Rock ‘n Roll music permeates the movie and orchestrating the presentation is none other than Stevie Van Zandt, a guitar player for Springsteen’s E Street Band and a Soprano co-star. Van Zandt is listed as the movie’s music producer and an executive producer.
Emphasizing the role of music in this movie, in the climactic final scene, the protagonist’s younger sister, who also serves as a narrator, addresses the camera directly and asserts that America’s two biggest innovations are nuclear weapons and rock ‘n roll, and she wonders which will win in the end.
Chase, however, sees the movie differently. He describes it as “a post-war, post-Depression-era parent who has given his kid every advantage that he didn’t have growing up, but now can’t help feeling jealous of the liberated, more adventurous destiny his son is able to enjoy.” Observers have noted that much of the movie appears to be autobiographical of Chase’s youth. (The parent whom Chase is referring to is the movie’s co-star James Gandolfini, who was the estimable star of The Sopranos.)
Although I have always enjoyed music, I have never been obsessed with it the way the characters in this movie are. Perhaps that explains why the non-music aspect of the movie is what attracted me. Although the characters never really come-of-age by the end of the movie, I thoroughly enjoyed their journey as far as it went. That is why I was not surprised that the movie was well-received by critics (70% on Rotten Tomatoes), but I was shocked by its audience rating of only 41%. Despite a budget of $20 million, the film brought in only $600,000 with its limited release this past December. (Despite the limited release, the movie was reviewed by 86 critics, an amount that is testament to Chase’s clout in the industry.)
Before its December release, the movie played on October 6 at the New York Film Festival, and I can imagine being a potential investor seeing the movie and deciding to invest heavily in the movie. Boy, would I have been shocked at the box office result. The only explanation I can think of for this result is that Gandolfini may have been central to Chase’s (and my) vision of the movie, but he was irrelevant to the music-driven part of the movie, and without him carrying the movie, newcomers John Magaro and Bella Heathcoate could not pull it off. Magaro’s character is an interesting guy, but he looks like an undersized Howard Stern.
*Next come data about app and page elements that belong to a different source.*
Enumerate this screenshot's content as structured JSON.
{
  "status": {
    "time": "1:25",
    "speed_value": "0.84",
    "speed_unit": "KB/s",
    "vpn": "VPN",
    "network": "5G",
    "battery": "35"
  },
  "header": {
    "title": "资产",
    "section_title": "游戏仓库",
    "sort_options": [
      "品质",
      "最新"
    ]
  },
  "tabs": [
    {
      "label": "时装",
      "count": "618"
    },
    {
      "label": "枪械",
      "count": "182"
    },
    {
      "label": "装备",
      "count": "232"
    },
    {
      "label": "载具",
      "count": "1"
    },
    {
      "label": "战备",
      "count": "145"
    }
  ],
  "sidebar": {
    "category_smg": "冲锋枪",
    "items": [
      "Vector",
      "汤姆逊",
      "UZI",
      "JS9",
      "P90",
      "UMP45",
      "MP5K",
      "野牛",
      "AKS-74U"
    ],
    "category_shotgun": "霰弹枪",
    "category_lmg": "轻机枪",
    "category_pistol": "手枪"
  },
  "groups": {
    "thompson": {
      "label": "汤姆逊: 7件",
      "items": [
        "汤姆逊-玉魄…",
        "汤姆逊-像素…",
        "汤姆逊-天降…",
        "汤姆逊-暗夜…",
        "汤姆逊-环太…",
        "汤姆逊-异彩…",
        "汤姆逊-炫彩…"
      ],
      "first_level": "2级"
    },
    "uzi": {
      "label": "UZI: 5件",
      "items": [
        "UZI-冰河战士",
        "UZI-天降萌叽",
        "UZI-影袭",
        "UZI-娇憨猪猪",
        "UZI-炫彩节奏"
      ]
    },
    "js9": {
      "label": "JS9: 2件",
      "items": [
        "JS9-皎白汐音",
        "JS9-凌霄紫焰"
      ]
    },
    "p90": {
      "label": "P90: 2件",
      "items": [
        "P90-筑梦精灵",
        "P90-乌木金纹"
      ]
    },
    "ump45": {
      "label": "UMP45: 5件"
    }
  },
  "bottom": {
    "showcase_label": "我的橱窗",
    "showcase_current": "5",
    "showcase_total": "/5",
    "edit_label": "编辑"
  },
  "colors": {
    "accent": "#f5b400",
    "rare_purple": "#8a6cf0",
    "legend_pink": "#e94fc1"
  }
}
Heathcoate is attractive, but there is no chemistry with Magaro.
I give the movie three and a half stars out of four. It is well worth seeing, especially if you enjoy music and revisiting life in the 60s.